Pain Makes Some End Breast Cancer Drug
Joint and Bone Pain Forces Some Women to Stop Taking Aromatase Inhibitors
WebMD News Archive
Sept 6, 2007 -- Nearly half of women on certain antiestrogen drugs that can
help keep breast cancer at
bay develop aches and pains so severe that the women stop taking their
medication, a new study suggests.
The drugs, known as aromatase inhibitors, block an enzyme the body uses to
make estrogen, which fuels some breast cancers. Given after surgery,
chemotherapy, or radiation therapy, the drugs substantially slash the risk of
"We were surprised at the large number of women who stopped taking the
drugs due to musculoskeletal symptoms," says N. Lynn Henry, MD, PhD, a
lecturer in internal medicine at the University of Michigan Medical School in
"Only 15% of patients in other studies stopped taking aromatase
inhibitors for any side effect and here we have nearly 15% dropping out
because of musculoskeletal problems alone," she tells WebMD.
Drug Side Effects
Overall, 23% of the women in the new study given one of two aromatase
inhibitors -- Aromasin or Femara -- stopped taking their drugs due to side
effects, which also included hot flashes and nausea, Henry says.
Henry says that most women told their doctor about the problem and were
switched to a different aromatase inhibitor or tamoxifen, an older antihormone
"At least with the very small numbers we have at this point, the women
seem to be tolerating the new drug after the switch," she adds.
Henry presented the findings in San Francisco, at the 2007 Breast Cancer
Symposium, co-sponsored by the American Society of Clinical Oncology and four
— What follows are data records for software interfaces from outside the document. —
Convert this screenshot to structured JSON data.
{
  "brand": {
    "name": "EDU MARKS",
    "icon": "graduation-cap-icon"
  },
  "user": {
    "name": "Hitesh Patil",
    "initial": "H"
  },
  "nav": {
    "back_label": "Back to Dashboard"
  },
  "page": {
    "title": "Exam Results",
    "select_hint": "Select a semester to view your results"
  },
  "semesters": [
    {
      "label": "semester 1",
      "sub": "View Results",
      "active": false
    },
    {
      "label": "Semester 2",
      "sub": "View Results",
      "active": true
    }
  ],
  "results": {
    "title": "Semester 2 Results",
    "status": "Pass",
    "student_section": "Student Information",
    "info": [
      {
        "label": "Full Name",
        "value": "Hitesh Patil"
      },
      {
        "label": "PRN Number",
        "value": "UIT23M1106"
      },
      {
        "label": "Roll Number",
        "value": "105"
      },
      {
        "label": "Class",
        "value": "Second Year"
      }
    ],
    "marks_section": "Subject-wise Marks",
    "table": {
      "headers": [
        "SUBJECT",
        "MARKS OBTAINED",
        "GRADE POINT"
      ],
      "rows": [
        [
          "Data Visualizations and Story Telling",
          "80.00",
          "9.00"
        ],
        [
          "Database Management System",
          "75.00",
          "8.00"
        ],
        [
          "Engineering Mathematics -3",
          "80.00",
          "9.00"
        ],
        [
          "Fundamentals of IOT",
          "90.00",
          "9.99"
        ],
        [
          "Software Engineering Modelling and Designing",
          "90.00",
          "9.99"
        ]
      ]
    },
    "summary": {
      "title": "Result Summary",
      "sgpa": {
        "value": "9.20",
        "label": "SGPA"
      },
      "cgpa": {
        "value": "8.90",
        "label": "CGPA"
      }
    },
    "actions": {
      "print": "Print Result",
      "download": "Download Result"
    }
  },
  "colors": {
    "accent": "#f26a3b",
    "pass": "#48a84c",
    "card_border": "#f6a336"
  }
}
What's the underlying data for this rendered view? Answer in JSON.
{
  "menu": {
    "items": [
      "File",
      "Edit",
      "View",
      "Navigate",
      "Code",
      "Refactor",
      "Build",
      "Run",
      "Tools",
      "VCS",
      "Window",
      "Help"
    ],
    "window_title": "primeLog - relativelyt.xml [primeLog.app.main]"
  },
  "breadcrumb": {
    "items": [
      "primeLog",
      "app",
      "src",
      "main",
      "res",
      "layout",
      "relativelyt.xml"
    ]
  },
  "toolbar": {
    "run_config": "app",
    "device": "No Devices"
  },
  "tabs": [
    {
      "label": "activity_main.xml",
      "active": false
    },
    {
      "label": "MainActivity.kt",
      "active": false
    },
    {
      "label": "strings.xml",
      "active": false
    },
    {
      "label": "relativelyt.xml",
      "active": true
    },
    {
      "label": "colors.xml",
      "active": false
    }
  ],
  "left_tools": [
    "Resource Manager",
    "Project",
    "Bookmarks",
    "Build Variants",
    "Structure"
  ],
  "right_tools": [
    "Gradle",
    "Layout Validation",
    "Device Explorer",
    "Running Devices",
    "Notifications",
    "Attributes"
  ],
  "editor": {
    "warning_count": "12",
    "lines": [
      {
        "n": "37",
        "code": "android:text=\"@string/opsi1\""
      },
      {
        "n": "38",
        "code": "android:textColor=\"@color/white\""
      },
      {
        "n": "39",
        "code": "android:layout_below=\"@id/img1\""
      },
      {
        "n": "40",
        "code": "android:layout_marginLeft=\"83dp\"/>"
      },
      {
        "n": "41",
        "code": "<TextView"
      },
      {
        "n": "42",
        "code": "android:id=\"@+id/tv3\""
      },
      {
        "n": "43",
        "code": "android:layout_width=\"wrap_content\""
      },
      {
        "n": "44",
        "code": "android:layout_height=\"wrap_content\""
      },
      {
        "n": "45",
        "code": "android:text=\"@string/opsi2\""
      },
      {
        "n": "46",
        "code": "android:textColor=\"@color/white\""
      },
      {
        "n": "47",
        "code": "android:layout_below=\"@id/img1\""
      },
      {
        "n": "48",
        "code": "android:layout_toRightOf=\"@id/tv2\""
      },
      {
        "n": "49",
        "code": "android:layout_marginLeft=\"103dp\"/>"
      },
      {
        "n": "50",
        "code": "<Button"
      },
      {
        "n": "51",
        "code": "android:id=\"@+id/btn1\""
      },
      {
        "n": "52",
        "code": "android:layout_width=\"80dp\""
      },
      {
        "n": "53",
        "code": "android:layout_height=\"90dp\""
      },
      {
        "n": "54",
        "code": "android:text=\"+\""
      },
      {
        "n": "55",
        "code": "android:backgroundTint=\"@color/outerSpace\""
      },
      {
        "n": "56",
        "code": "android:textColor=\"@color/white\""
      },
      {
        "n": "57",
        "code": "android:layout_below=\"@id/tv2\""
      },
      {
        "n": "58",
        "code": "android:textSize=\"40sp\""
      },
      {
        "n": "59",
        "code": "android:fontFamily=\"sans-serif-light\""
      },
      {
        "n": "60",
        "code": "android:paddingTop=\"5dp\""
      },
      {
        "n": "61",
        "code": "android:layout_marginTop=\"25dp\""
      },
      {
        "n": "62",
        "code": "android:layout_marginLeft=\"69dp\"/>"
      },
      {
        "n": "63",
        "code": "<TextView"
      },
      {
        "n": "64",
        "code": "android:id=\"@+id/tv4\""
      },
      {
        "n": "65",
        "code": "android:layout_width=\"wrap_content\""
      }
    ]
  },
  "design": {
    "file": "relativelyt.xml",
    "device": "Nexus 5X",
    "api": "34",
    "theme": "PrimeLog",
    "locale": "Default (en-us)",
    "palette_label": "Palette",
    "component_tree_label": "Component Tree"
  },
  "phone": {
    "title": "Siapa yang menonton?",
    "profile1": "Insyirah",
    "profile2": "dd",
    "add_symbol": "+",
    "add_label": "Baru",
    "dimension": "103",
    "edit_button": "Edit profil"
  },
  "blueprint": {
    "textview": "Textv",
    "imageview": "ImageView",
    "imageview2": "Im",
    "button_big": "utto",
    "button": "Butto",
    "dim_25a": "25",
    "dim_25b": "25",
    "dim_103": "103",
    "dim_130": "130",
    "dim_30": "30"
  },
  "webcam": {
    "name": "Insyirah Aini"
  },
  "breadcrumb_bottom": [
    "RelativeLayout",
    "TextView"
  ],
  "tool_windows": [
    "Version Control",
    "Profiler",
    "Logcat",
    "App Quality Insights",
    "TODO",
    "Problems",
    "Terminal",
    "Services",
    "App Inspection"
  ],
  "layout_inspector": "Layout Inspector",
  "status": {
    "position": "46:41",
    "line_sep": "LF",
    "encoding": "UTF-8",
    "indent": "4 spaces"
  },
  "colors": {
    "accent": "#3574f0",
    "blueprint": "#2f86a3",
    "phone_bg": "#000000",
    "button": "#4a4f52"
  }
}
other cancer care societies.
The study included 100 postmenopausal women on Aromasin or Femara who filled
out questionnaires asking about pain and difficulty with daily activities.
Forty-two percent of the women reported serious bone and joint problems,
such as severe pain or difficulty opening a jar, and were referred for
evaluation by a rheumatologist. The symptoms struck an average of two months
after they started taking the drug.
Among the 38 women evaluated to date, the most common side effects were
rotator cuff tendonitis, carpal tunnel syndrome, and osteoarthritis.
The researchers did not compare the rate of side effects between Aromasin
Henry says that there does not seem to be any way, at least at this point,
to predict who will develop serious aches and pains. Results showed that older
women are as susceptible as younger ones, and overweight women as susceptible
as thinner women.
Aromatase Inhibitors Still Drugs of Choice
Julie R. Gralow, MD, an associate professor of medical oncology at the
University of Washington School of Medicine and moderator of a press briefing
on the findings, says that at least for now, the findings should not deter
doctors from recommending aromatase inhibitors.
"Tamoxifen is a good drug, but it also has side effects, and the
aromatase inhibitors have consistently been shown to improve survival compared
with tamoxifen alone," she tells WebMD.